→ THE RECORDS
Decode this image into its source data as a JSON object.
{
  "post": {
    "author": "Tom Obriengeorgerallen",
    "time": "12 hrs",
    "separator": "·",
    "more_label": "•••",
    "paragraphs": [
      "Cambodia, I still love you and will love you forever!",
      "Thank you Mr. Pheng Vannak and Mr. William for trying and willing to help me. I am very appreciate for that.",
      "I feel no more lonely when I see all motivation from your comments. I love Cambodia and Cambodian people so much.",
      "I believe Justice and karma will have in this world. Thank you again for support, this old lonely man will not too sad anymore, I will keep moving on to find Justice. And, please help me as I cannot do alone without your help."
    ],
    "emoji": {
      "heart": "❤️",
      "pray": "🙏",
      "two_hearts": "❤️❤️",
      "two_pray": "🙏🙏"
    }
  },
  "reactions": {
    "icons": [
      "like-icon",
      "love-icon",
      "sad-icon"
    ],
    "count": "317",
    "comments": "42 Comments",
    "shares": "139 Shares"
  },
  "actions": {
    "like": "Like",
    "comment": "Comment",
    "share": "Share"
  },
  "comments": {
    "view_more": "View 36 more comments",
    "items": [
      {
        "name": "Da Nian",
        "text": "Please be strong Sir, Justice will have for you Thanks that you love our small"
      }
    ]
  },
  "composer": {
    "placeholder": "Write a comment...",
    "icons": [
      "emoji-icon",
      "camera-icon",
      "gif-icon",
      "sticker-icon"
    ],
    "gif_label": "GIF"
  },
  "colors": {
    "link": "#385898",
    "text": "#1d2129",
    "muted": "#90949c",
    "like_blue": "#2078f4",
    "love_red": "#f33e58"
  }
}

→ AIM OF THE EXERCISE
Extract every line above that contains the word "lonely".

→ ANSWER SPACE
      "I feel no more lonely when I see all motivation from your comments. I love Cambodia and Cambodian people so much.",
      "I believe Justice and karma will have in this world. Thank you again for support, this old lonely man will not too sad anymore, I will keep moving on to find Justice. And, please help me as I cannot do alone without your help."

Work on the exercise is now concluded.